Environmental Science and Technology , 44 , 2010

Surbeck, C.Q., Jiang, S.C., Grant, S.B.

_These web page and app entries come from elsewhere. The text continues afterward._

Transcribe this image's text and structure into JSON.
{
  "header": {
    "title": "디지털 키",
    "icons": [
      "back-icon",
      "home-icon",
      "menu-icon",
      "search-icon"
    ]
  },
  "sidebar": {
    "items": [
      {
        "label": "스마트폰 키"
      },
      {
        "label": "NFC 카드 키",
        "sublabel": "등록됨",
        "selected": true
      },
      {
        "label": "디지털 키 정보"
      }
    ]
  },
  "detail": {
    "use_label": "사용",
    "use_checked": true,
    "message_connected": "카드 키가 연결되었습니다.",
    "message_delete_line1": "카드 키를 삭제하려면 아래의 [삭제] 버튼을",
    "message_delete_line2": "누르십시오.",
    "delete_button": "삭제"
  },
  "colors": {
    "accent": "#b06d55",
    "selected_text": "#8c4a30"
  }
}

Fecal indicator bacteria (FIB) have long been used as a marker of fecal pollution in surface waters subject to point source and non-point source discharges of treated or untreated human waste. In this paper, we set out to determine the source(s) of elevated FIB concentrations in Cucamonga Creek, a concrete-lined urban stream in southern California. Flow in the creek consists primarily of treatedanddisinfected wastewater effluent, mixed with relatively smaller but variable flow of runoff from the surrounding urban landscape. Dry and wet weather runoff contributes nearly 100% of FIB loading to Cucamonga Creek, while treated wastewater contributes significant loading of nutrients, including dissolved organic carbon (DOC), phosphorus, nitrate, and ammonium. FIB concentrations are strongly positively correlated with DOC concentration in runoff (Spearman’s F g 0.66, P e 0.037), and microcosm studies reveal that the survival of Escherichia coli and enterococci bacteria in runoff is strongly dependent ontheconcentrationofbothDOCandphosphorus.Belowthreshold concentrations of 7 and 0.07 mg/L, respectively, FIB die off exponentially (die-off rate 0.09 h-1). Above these thresholds, FIB either grow exponentially (growth rate 0.3 h-1) or exhibit a periodic steady-state in which bacterial concentrations fluctuate around some mean value. The periodic steady-state pattern is consistent with a Lotka-Volterra predator-prey oscillation model, and the clearance rate (20 μL predator-1 h-1) obtained by fitting the model to our data is consistent with the hypothesis that predacious protozoa regulate FIB concentrations in runoff at high DOC concentrations. Collectively, these results indicate that FIB impairment of Cucamonga Creek is best viewed as an ecological phenomenon characterized by both bottomup and top-down control.